ORWELLIAN DOUBLETHINK, RAPE EDITION: “Inspired by the recent performance of The Vagina Monologues” on the Claremont-McKenna College campus, student Jordan Bosiljevac has penned an exegesis of the progressive view of sexual relationships, titled, “Why Yes Can Mean No.”  Ms. Bosiljevac explains:

In discussing this experience with friends, we coined the term “raped by rape culture” to describe what it was like to say yes, coerced by the culture that had raised us and the systems of power that worked on us, and to still want ‘no.’ Sometimes, for me, there was obligation from already having gone back to someone’s room, not wanting to ruin a good friendship, loneliness, worry that no one else would ever be interested, a fear that if I did say no, they might not stop, the influence of alcohol, and an understanding that hookups are “supposed” to be fun.

For me, and many others like me, consent isn’t easy. Yes doesn’t always mean yes, and we misplaced ‘no’ several years ago. This experience isn’t random, but disproportionately affects oppressed communities. Consent is a privilege, and it was built for wealthy, heterosexual, cis, white, western, able-bodied masculinity.
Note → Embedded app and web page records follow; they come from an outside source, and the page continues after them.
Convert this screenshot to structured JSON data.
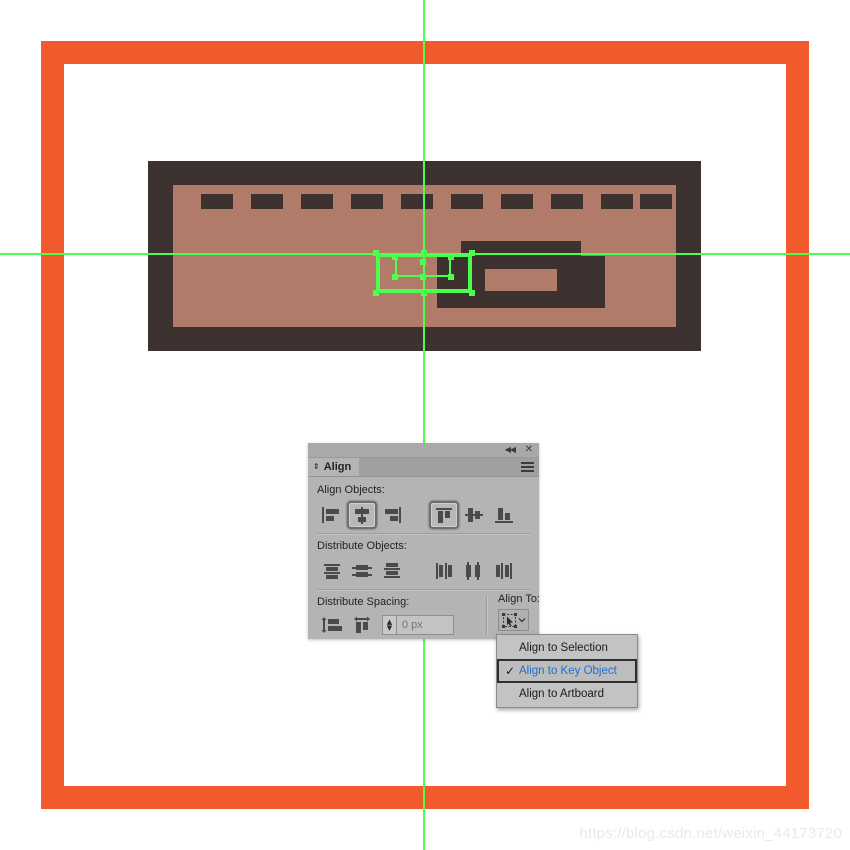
{
  "canvas": {
    "background_color": "#ffffff",
    "artboard_frame_color": "#f05a2d",
    "guide_color": "#4dff4d",
    "selection_color": "#4dff4d"
  },
  "artwork": {
    "name": "castle-wall-illustration",
    "border_color": "#3d3230",
    "fill_color": "#b07c69",
    "merlon_count": 10
  },
  "panel": {
    "title": "Align",
    "collapse_icon": "double-left-chevron-icon",
    "close_icon": "close-icon",
    "menu_icon": "panel-menu-icon",
    "tab_icon": "collapse-expand-icon",
    "sections": {
      "align_objects": {
        "label": "Align Objects:",
        "buttons": [
          {
            "name": "horizontal-align-left",
            "label": "Horizontal Align Left",
            "selected": false
          },
          {
            "name": "horizontal-align-center",
            "label": "Horizontal Align Center",
            "selected": true
          },
          {
            "name": "horizontal-align-right",
            "label": "Horizontal Align Right",
            "selected": false
          },
          {
            "name": "vertical-align-top",
            "label": "Vertical Align Top",
            "selected": true
          },
          {
            "name": "vertical-align-center",
            "label": "Vertical Align Center",
            "selected": false
          },
          {
            "name": "vertical-align-bottom",
            "label": "Vertical Align Bottom",
            "selected": false
          }
        ]
      },
      "distribute_objects": {
        "label": "Distribute Objects:",
        "buttons": [
          {
            "name": "vertical-distribute-top",
            "label": "Vertical Distribute Top"
          },
          {
            "name": "vertical-distribute-center",
            "label": "Vertical Distribute Center"
          },
          {
            "name": "vertical-distribute-bottom",
            "label": "Vertical Distribute Bottom"
          },
          {
            "name": "horizontal-distribute-left",
            "label": "Horizontal Distribute Left"
          },
          {
            "name": "horizontal-distribute-center",
            "label": "Horizontal Distribute Center"
          },
          {
            "name": "horizontal-distribute-right",
            "label": "Horizontal Distribute Right"
          }
        ]
      },
      "distribute_spacing": {
        "label": "Distribute Spacing:",
        "buttons": [
          {
            "name": "vertical-distribute-space",
            "label": "Vertical Distribute Space"
          },
          {
            "name": "horizontal-distribute-space",
            "label": "Horizontal Distribute Space"
          }
        ],
        "value": "0 px",
        "placeholder": "0 px",
        "stepper_up": "▲",
        "stepper_down": "▼"
      },
      "align_to": {
        "label": "Align To:",
        "button_icon": "align-to-key-object-icon",
        "chevron_icon": "chevron-down-icon"
      }
    }
  },
  "dropdown": {
    "items": [
      {
        "label": "Align to Selection",
        "checked": false,
        "active": false
      },
      {
        "label": "Align to Key Object",
        "checked": true,
        "active": true
      },
      {
        "label": "Align to Artboard",
        "checked": false,
        "active": false
      }
    ],
    "check_glyph": "✓",
    "active_text_color": "#1f6fd0"
  },
  "watermark": {
    "text": "https://blog.csdn.net/weixin_44173720"
  }
}
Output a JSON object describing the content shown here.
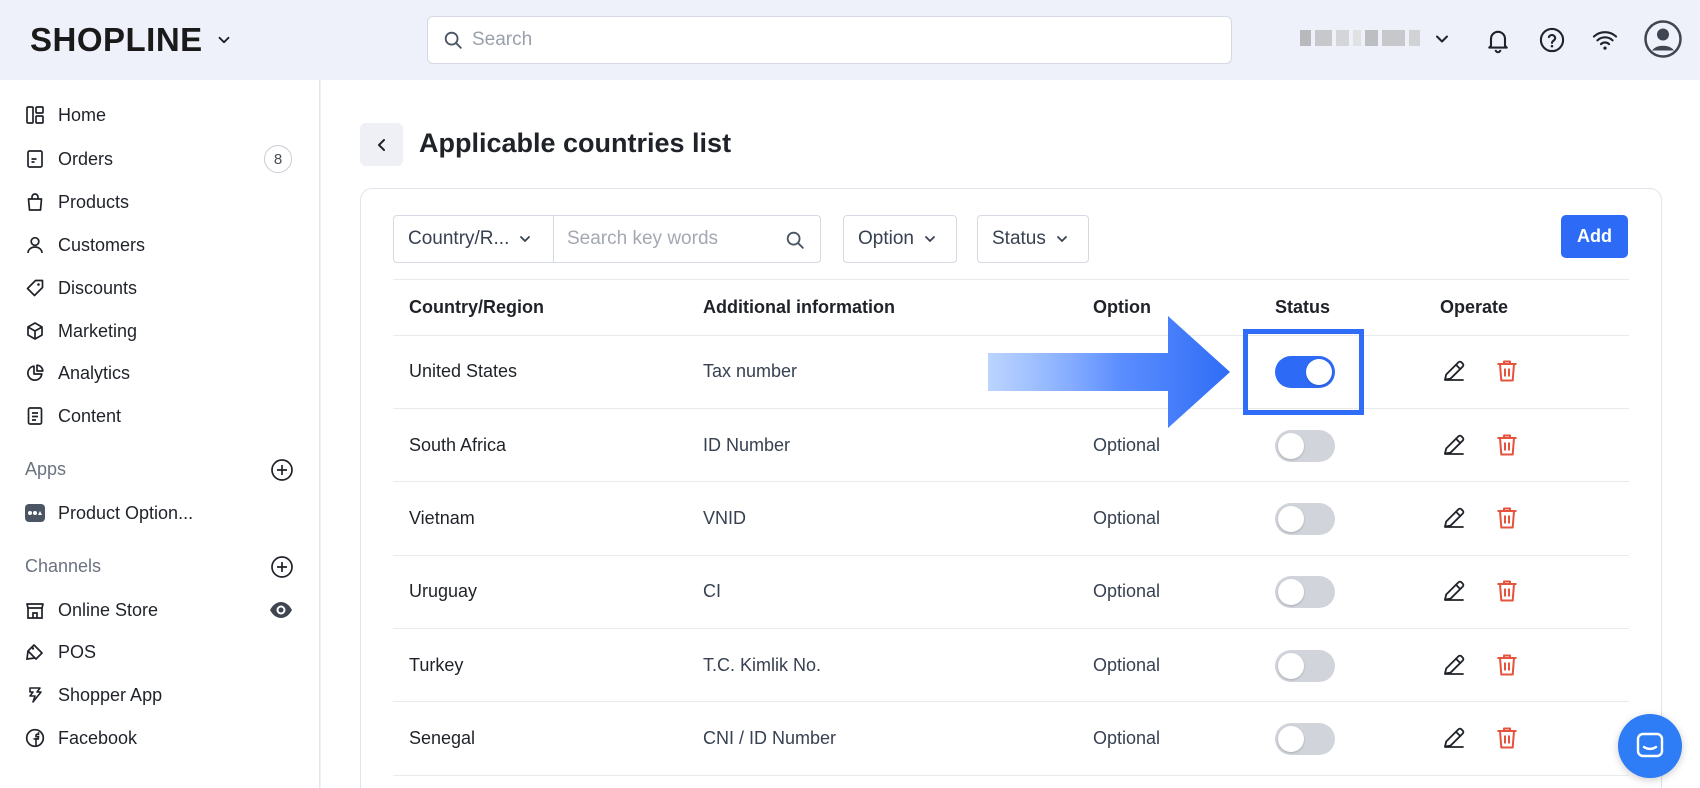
{
  "header": {
    "logo_text": "SHOPLINE",
    "search_placeholder": "Search"
  },
  "sidebar": {
    "items": [
      {
        "label": "Home"
      },
      {
        "label": "Orders",
        "badge": "8"
      },
      {
        "label": "Products"
      },
      {
        "label": "Customers"
      },
      {
        "label": "Discounts"
      },
      {
        "label": "Marketing"
      },
      {
        "label": "Analytics"
      },
      {
        "label": "Content"
      }
    ],
    "apps_label": "Apps",
    "apps": [
      {
        "label": "Product Option..."
      }
    ],
    "channels_label": "Channels",
    "channels": [
      {
        "label": "Online Store"
      },
      {
        "label": "POS"
      },
      {
        "label": "Shopper App"
      },
      {
        "label": "Facebook"
      }
    ]
  },
  "page": {
    "title": "Applicable countries list",
    "filters": {
      "country_label": "Country/R...",
      "keyword_placeholder": "Search key words",
      "option_label": "Option",
      "status_label": "Status"
    },
    "add_label": "Add",
    "columns": [
      "Country/Region",
      "Additional information",
      "Option",
      "Status",
      "Operate"
    ],
    "rows": [
      {
        "country": "United States",
        "info": "Tax number",
        "option": "",
        "status": true
      },
      {
        "country": "South Africa",
        "info": "ID Number",
        "option": "Optional",
        "status": false
      },
      {
        "country": "Vietnam",
        "info": "VNID",
        "option": "Optional",
        "status": false
      },
      {
        "country": "Uruguay",
        "info": "CI",
        "option": "Optional",
        "status": false
      },
      {
        "country": "Turkey",
        "info": "T.C. Kimlik No.",
        "option": "Optional",
        "status": false
      },
      {
        "country": "Senegal",
        "info": "CNI / ID Number",
        "option": "Optional",
        "status": false
      }
    ]
  },
  "colors": {
    "accent": "#2d6bf6",
    "delete": "#e5533d",
    "toggle_off": "#d1d5db"
  }
}
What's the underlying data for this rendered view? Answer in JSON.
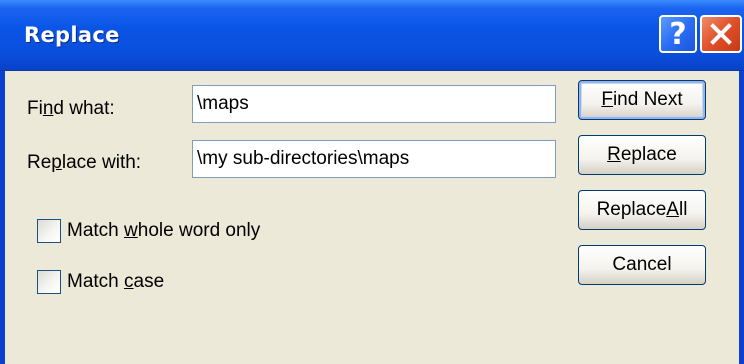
{
  "window": {
    "title": "Replace",
    "help_glyph": "?",
    "close_icon": "close-icon"
  },
  "find": {
    "label_pre": "Fi",
    "label_key": "n",
    "label_post": "d what:",
    "value": "\\maps"
  },
  "replace": {
    "label_pre": "Re",
    "label_key": "p",
    "label_post": "lace with:",
    "value": "\\my sub-directories\\maps"
  },
  "options": {
    "whole_word": {
      "label_pre": "Match ",
      "label_key": "w",
      "label_post": "hole word only",
      "checked": false
    },
    "match_case": {
      "label_pre": "Match ",
      "label_key": "c",
      "label_post": "ase",
      "checked": false
    }
  },
  "buttons": {
    "find_next": {
      "pre": "",
      "key": "F",
      "post": "ind Next"
    },
    "replace": {
      "pre": "",
      "key": "R",
      "post": "eplace"
    },
    "replace_all": {
      "pre": "Replace ",
      "key": "A",
      "post": "ll"
    },
    "cancel": {
      "label": "Cancel"
    }
  },
  "colors": {
    "titlebar": "#0a55e6",
    "dialog_bg": "#ece9d8",
    "close_button": "#e0502a",
    "help_button": "#2a6ef5"
  }
}
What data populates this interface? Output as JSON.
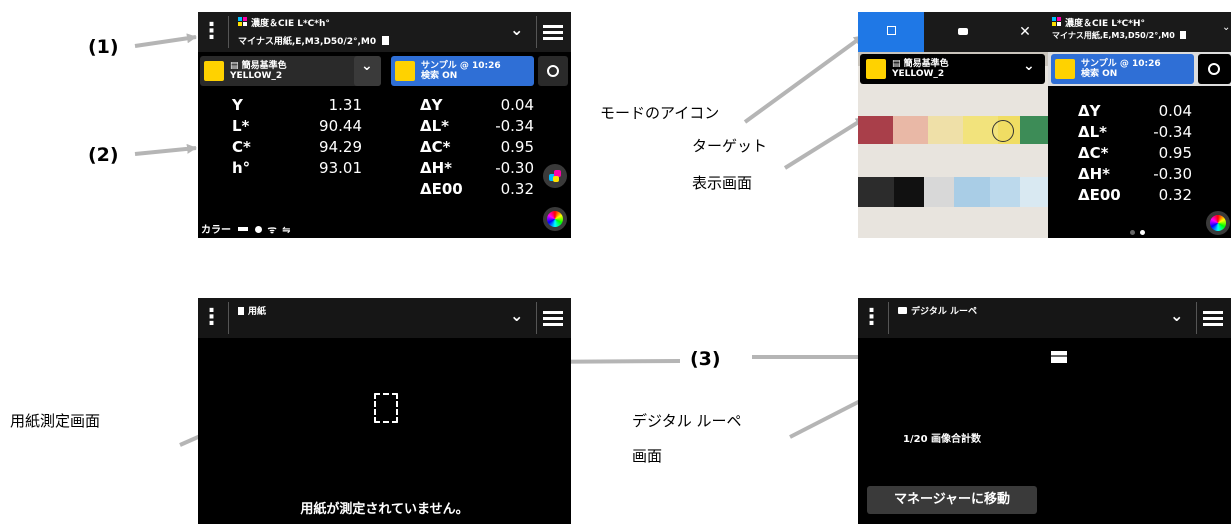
{
  "annotations": {
    "label1": "(1)",
    "label2": "(2)",
    "label3": "(3)",
    "mode_icon": "モードのアイコン",
    "target_line1": "ターゲット",
    "target_line2": "表示画面",
    "paper_screen": "用紙測定画面",
    "loupe_line1": "デジタル ルーペ",
    "loupe_line2": "画面"
  },
  "screen_color": {
    "header": {
      "title": "濃度＆CIE L*C*h°",
      "subtitle": "マイナス用紙,E,M3,D50/2°,M0"
    },
    "reference": {
      "line1": "簡易基準色",
      "line2": "YELLOW_2"
    },
    "sample": {
      "line1": "サンプル @ 10:26",
      "line2": "検索 ON"
    },
    "measurements": [
      {
        "label": "Y",
        "value": "1.31"
      },
      {
        "label": "L*",
        "value": "90.44"
      },
      {
        "label": "C*",
        "value": "94.29"
      },
      {
        "label": "h°",
        "value": "93.01"
      }
    ],
    "deltas": [
      {
        "label": "ΔY",
        "value": "0.04"
      },
      {
        "label": "ΔL*",
        "value": "-0.34"
      },
      {
        "label": "ΔC*",
        "value": "0.95"
      },
      {
        "label": "ΔH*",
        "value": "-0.30"
      },
      {
        "label": "ΔE00",
        "value": "0.32"
      }
    ],
    "footer_label": "カラー"
  },
  "screen_target": {
    "header": {
      "title": "濃度＆CIE L*C*H°",
      "subtitle": "マイナス用紙,E,M3,D50/2°,M0"
    },
    "reference": {
      "line1": "簡易基準色",
      "line2": "YELLOW_2"
    },
    "sample": {
      "line1": "サンプル @ 10:26",
      "line2": "検索 ON"
    },
    "deltas": [
      {
        "label": "ΔY",
        "value": "0.04"
      },
      {
        "label": "ΔL*",
        "value": "-0.34"
      },
      {
        "label": "ΔC*",
        "value": "0.95"
      },
      {
        "label": "ΔH*",
        "value": "-0.30"
      },
      {
        "label": "ΔE00",
        "value": "0.32"
      }
    ]
  },
  "screen_paper": {
    "header_title": "用紙",
    "message": "用紙が測定されていません。"
  },
  "screen_loupe": {
    "header_title": "デジタル ルーペ",
    "count": "1/20 画像合計数",
    "manager_button": "マネージャーに移動"
  },
  "colors": {
    "swatch": "#ffd200",
    "sample_blue": "#2f6fd6",
    "tab_blue": "#1f78e6",
    "arrow_gray": "#b5b5b5"
  }
}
When society has taught some of us to take up as little space as possible, to take all attention as flattery, and to be truly grateful that anyone at all could want our bodies or love, it isn’t always our choice to say yes.

. . . . When you’re poor, disabled, queer, non-white, trans, or feminine, ‘no’ isn’t for you. I don’t mean to insist that every person oppressed in these systems of power can’t have empowering consensual experiences, and I know many who do. What I do mean to say is that for me, finding ‘no’ is a process, consent is elusive, and sometimes, even when people don’t mean to—they hurt me.

It should be sufficient to point out that consent is the basis of much of law, and if “yes” doesn’t mean “yes,” then there will be no objectively fair principles upon which to judge human interactions, whether one is “wealthy, cis, white, wester, able-bodied” or otherwise.  Ms. Bosiljevac may not yet understand it, but the presumption that individuals– other than minors or those non compos mentis— are capable of giving consent to transactions evinces a deep respect for individualism, and indeed is the embodiment of equal treatment under law that progressives such as she purport to support.  It is also a fundamental basis for the legitimacy of any government–progressive or otherwise. In the words of the Declaration of Independence,

We hold these truths to be self-evident, that all men are created equal, that they are endowed by their Creator with certain unalienable Rights, that among these are Life, Liberty and the pursuit of Happiness.–That to secure these rights, Governments are instituted among Men, deriving their just powers from the consent of the governed 

Perhaps Ms. Bosiljevac should brush up on her liberal political theory.  She should have a lot of time, since I rather suspect she won’t be getting any dates anytime soon.